Exercise requirements —
Copy the records below exactly as they appear.

*** Begin section ***

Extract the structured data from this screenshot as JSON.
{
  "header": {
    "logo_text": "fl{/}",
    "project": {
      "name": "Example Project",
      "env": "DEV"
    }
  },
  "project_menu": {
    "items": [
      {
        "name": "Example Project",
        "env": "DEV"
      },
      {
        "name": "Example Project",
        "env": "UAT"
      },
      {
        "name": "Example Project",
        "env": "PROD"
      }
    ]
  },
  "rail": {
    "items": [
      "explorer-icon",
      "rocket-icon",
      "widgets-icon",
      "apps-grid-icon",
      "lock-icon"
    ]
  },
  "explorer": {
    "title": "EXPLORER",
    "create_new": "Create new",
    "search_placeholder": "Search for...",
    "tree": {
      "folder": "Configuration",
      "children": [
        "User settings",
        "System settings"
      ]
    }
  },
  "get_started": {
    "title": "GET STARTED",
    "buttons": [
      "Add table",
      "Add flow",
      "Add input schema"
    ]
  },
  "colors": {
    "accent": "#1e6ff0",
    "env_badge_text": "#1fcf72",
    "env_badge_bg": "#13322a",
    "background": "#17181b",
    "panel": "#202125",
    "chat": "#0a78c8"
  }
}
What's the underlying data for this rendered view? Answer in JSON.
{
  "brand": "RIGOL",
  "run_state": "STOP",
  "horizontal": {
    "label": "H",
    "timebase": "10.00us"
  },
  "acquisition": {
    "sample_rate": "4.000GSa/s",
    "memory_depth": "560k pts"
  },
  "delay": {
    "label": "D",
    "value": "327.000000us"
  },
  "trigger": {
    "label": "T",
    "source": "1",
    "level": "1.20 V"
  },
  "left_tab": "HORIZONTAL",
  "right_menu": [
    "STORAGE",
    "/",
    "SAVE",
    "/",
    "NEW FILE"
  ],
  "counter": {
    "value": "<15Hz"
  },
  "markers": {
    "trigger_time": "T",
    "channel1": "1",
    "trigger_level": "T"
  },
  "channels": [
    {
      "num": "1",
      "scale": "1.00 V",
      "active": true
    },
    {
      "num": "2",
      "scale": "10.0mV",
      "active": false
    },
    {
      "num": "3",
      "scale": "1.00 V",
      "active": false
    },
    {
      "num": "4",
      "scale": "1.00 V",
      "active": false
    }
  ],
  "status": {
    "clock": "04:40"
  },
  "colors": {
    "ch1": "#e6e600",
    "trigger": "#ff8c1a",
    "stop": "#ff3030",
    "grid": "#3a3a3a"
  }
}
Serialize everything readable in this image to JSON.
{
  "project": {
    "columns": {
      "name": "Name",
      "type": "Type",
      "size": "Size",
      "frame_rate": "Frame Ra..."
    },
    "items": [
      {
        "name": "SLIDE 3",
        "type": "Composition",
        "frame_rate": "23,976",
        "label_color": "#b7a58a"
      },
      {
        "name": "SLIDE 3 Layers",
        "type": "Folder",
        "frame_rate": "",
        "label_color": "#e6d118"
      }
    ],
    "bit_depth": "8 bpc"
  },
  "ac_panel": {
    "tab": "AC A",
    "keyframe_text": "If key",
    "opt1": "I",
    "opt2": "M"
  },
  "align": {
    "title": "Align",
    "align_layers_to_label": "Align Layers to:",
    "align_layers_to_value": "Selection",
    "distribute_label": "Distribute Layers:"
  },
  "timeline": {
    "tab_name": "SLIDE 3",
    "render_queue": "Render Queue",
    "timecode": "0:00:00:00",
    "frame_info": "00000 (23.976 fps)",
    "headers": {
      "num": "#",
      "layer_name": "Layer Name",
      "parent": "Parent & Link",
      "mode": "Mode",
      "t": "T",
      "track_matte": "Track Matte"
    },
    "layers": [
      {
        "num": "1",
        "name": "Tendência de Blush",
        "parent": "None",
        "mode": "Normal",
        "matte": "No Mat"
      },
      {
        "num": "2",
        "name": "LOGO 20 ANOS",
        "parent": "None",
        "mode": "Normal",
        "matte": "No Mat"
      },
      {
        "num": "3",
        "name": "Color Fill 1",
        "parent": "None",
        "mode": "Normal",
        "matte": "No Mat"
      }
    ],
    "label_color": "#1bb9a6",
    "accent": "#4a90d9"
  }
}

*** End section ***

Solution to this problem —
Extract the structured data from this screenshot as JSON.
{
  "header": {
    "logo_text": "fl{/}",
    "project": {
      "name": "Example Project",
      "env": "DEV"
    }
  },
  "project_menu": {
    "items": [
      {
        "name": "Example Project",
        "env": "DEV"
      },
      {
        "name": "Example Project",
        "env": "UAT"
      },
      {
        "name": "Example Project",
        "env": "PROD"
      }
    ]
  },
  "rail": {
    "items": [
      "explorer-icon",
      "rocket-icon",
      "widgets-icon",
      "apps-grid-icon",
      "lock-icon"
    ]
  },
  "explorer": {
    "title": "EXPLORER",
    "create_new": "Create new",
    "search_placeholder": "Search for...",
    "tree": {
      "folder": "Configuration",
      "children": [
        "User settings",
        "System settings"
      ]
    }
  },
  "get_started": {
    "title": "GET STARTED",
    "buttons": [
      "Add table",
      "Add flow",
      "Add input schema"
    ]
  },
  "colors": {
    "accent": "#1e6ff0",
    "env_badge_text": "#1fcf72",
    "env_badge_bg": "#13322a",
    "background": "#17181b",
    "panel": "#202125",
    "chat": "#0a78c8"
  }
}
What's the underlying data for this rendered view? Answer in JSON.
{
  "brand": "RIGOL",
  "run_state": "STOP",
  "horizontal": {
    "label": "H",
    "timebase": "10.00us"
  },
  "acquisition": {
    "sample_rate": "4.000GSa/s",
    "memory_depth": "560k pts"
  },
  "delay": {
    "label": "D",
    "value": "327.000000us"
  },
  "trigger": {
    "label": "T",
    "source": "1",
    "level": "1.20 V"
  },
  "left_tab": "HORIZONTAL",
  "right_menu": [
    "STORAGE",
    "/",
    "SAVE",
    "/",
    "NEW FILE"
  ],
  "counter": {
    "value": "<15Hz"
  },
  "markers": {
    "trigger_time": "T",
    "channel1": "1",
    "trigger_level": "T"
  },
  "channels": [
    {
      "num": "1",
      "scale": "1.00 V",
      "active": true
    },
    {
      "num": "2",
      "scale": "10.0mV",
      "active": false
    },
    {
      "num": "3",
      "scale": "1.00 V",
      "active": false
    },
    {
      "num": "4",
      "scale": "1.00 V",
      "active": false
    }
  ],
  "status": {
    "clock": "04:40"
  },
  "colors": {
    "ch1": "#e6e600",
    "trigger": "#ff8c1a",
    "stop": "#ff3030",
    "grid": "#3a3a3a"
  }
}
Serialize everything readable in this image to JSON.
{
  "project": {
    "columns": {
      "name": "Name",
      "type": "Type",
      "size": "Size",
      "frame_rate": "Frame Ra..."
    },
    "items": [
      {
        "name": "SLIDE 3",
        "type": "Composition",
        "frame_rate": "23,976",
        "label_color": "#b7a58a"
      },
      {
        "name": "SLIDE 3 Layers",
        "type": "Folder",
        "frame_rate": "",
        "label_color": "#e6d118"
      }
    ],
    "bit_depth": "8 bpc"
  },
  "ac_panel": {
    "tab": "AC A",
    "keyframe_text": "If key",
    "opt1": "I",
    "opt2": "M"
  },
  "align": {
    "title": "Align",
    "align_layers_to_label": "Align Layers to:",
    "align_layers_to_value": "Selection",
    "distribute_label": "Distribute Layers:"
  },
  "timeline": {
    "tab_name": "SLIDE 3",
    "render_queue": "Render Queue",
    "timecode": "0:00:00:00",
    "frame_info": "00000 (23.976 fps)",
    "headers": {
      "num": "#",
      "layer_name": "Layer Name",
      "parent": "Parent & Link",
      "mode": "Mode",
      "t": "T",
      "track_matte": "Track Matte"
    },
    "layers": [
      {
        "num": "1",
        "name": "Tendência de Blush",
        "parent": "None",
        "mode": "Normal",
        "matte": "No Mat"
      },
      {
        "num": "2",
        "name": "LOGO 20 ANOS",
        "parent": "None",
        "mode": "Normal",
        "matte": "No Mat"
      },
      {
        "num": "3",
        "name": "Color Fill 1",
        "parent": "None",
        "mode": "Normal",
        "matte": "No Mat"
      }
    ],
    "label_color": "#1bb9a6",
    "accent": "#4a90d9"
  }
}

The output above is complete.